The company will continue to offer Xcentric’s complete cloud solution and plans to accelerate the growth of this customer base, while continuing to provide exceptional customer experiences.

“Our team was seeking the right partnership with a company that shared our mission, market focus and core values so we could offer our customers even more value and accelerate our opportunity for growth,” says Trey James, CEO and co-founder of Xcentric. “Right Networks has consistently demonstrated their leadership position in cloud-based accounting and business solutions by providing laser beam focus on the needs of accounting professionals.”

Guest Article: Navigating Through Preliminary Merger Discussions

Joe Tarasco

Joe Tarasco

Joseph A. Tarasco, CEO of Accountants Advisory Group

Most merger and acquisition deals typically go through five stages: preliminary discussions; transactional detail meetings and negotiations; an initial agreement outlined in a memo of understanding or letter of intent; due diligence; and the transaction agreement and signing of the partner / shareholder agreement.

Quite often, I am asked what are the pertinent types of questions that should be asked by the selling firm in a merger and acquisition transaction in the first few meetings. The following are some examples:

Vision, Strategic Planning and Future of the Firm

  • What is the vision and strategy for the firm for the next five years?
  • What is the culture of the firm?
  • Does the firm have an annual partner retreat and/or strategic planning meeting?

Partner Compensation, Management and Risk

  • How is partner compensation determined?
  • Do partners have annual goals and objectives? If so, how often are the partners counseled?
  • Are partners held accountable?
  • Describe your partner governance structure.
  • When was the last time you updated your partnership agreement?
  • Do you have partner meetings?  How often do you meet?
  • How is partner equity determined?
  • What are your average partner billing rates? Staff rates?
  • Has the firm gone through a de-merger or terminated any partners in the last five years?
  • Do you have any professional liability claims that have not been settled?
  • What has been your claim experience in the last five years?
  • What is the structure of your IT department?

Succession Planning and Professional Staff

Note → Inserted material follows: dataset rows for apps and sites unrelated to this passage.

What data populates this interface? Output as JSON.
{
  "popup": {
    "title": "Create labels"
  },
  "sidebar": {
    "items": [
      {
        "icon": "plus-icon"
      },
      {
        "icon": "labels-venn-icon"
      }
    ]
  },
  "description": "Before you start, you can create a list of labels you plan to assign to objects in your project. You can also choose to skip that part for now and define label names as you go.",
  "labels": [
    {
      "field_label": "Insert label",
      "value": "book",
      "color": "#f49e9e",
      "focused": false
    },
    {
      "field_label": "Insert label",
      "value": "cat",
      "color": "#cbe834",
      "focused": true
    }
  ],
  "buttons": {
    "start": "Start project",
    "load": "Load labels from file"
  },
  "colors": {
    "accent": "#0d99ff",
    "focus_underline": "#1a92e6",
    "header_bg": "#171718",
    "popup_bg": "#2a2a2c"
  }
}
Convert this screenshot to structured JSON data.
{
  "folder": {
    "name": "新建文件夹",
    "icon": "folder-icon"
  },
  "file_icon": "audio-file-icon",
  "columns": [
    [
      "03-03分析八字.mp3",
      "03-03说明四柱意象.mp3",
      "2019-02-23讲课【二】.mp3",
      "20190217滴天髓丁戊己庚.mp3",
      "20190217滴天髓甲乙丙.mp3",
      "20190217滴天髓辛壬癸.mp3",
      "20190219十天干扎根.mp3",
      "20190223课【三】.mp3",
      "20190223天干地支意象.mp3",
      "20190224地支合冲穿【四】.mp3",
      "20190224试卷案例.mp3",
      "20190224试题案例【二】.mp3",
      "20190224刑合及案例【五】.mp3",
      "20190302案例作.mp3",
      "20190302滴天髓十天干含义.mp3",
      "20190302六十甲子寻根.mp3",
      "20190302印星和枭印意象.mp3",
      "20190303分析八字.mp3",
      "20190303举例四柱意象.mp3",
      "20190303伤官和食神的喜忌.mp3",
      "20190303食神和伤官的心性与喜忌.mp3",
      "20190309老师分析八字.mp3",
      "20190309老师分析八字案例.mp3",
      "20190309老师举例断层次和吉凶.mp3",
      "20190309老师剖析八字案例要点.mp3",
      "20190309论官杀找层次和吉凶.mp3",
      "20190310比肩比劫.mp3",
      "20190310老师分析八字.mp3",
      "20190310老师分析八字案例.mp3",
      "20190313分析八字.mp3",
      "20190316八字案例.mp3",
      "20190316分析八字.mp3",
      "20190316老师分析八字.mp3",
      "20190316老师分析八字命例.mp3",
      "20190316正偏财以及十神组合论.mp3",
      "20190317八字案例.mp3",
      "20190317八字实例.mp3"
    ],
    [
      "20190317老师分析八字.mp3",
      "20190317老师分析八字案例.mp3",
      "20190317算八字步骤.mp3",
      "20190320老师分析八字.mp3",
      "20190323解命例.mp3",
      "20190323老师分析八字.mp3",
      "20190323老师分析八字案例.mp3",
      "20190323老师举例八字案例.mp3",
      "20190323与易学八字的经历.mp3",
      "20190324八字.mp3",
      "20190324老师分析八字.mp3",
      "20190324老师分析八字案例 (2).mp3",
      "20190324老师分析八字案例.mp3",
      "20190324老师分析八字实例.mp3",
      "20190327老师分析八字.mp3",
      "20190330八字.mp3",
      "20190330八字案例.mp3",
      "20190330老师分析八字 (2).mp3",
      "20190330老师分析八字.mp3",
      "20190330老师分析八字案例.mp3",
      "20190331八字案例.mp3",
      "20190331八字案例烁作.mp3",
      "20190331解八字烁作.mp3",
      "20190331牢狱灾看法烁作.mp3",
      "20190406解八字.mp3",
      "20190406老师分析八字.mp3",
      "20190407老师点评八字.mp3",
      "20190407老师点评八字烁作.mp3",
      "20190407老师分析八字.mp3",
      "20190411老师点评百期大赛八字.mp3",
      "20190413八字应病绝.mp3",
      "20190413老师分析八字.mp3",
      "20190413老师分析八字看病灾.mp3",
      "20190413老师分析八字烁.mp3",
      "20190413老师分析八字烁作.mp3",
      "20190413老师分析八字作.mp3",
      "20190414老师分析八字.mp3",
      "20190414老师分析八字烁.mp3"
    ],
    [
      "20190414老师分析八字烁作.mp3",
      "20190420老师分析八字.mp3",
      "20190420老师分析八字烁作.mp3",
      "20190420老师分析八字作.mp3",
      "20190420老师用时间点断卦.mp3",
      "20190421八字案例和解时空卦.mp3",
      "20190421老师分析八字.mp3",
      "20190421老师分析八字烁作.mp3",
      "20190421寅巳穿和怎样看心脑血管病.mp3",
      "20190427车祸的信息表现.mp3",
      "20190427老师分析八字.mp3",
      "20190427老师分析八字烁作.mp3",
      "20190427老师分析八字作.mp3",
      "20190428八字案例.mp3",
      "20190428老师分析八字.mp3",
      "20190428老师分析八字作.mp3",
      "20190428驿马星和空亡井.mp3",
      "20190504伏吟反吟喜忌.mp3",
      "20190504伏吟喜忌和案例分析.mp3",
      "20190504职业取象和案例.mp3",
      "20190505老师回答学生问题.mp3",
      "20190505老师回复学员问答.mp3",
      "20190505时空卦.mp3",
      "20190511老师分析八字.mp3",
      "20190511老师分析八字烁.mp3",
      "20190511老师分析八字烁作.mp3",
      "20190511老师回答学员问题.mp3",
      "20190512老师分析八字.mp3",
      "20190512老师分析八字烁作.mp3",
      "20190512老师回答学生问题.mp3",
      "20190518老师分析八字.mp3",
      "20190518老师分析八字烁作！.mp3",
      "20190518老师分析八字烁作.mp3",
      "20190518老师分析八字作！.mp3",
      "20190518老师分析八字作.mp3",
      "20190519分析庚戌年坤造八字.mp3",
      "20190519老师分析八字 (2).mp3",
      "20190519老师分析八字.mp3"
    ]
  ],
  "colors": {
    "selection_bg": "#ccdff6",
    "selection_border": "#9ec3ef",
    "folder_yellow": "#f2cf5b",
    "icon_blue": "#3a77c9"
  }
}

  • How many equity and non-equity partners do you have?
  • Are any partners planning to retire in the next few years?
  • Do you have partner retirement payment projections for the next 10 years? Does the firm have a “cap” on retirement payments?
  • What is your staff turnover rate?
  • Describe your training program.
  • How often do you counsel staff?
  • What methods do you use to recruit staff?  Have they been successful?
  • Do you hold staff meetings?
  • What is your current staff-to-partner ratio?
  • Who oversees scheduling?
  • What is the structure of your HR department?

Partner Marketing Activity

  • What is the source of most of your new business? (If it is from referrals, what types of individuals and companies?)
  • How many partners bring in new business? How many are “rainmakers”?
  • For marketing purposes, is your firm organized into industry / service teams?
  • Are the partners held accountable for their marketing efforts?
  • Do you have new client acceptance criteria?
  • What does the firm do to identify additional service opportunities with existing clients?
  • Have you ever conducted a client satisfaction survey?  If so, what were the results?
  • What is the structure of your marketing department?

Service Offerings

  • What are the firm’s strongest niches?
  • Is the firm known as an expert in any industry?
  • What percentage of the firm’s revenue is compliance vs. consulting/advisory services?
  • What percentage of revenues is assurance versus tax?
  • Does the firm offer financial services? If yes, to what extent?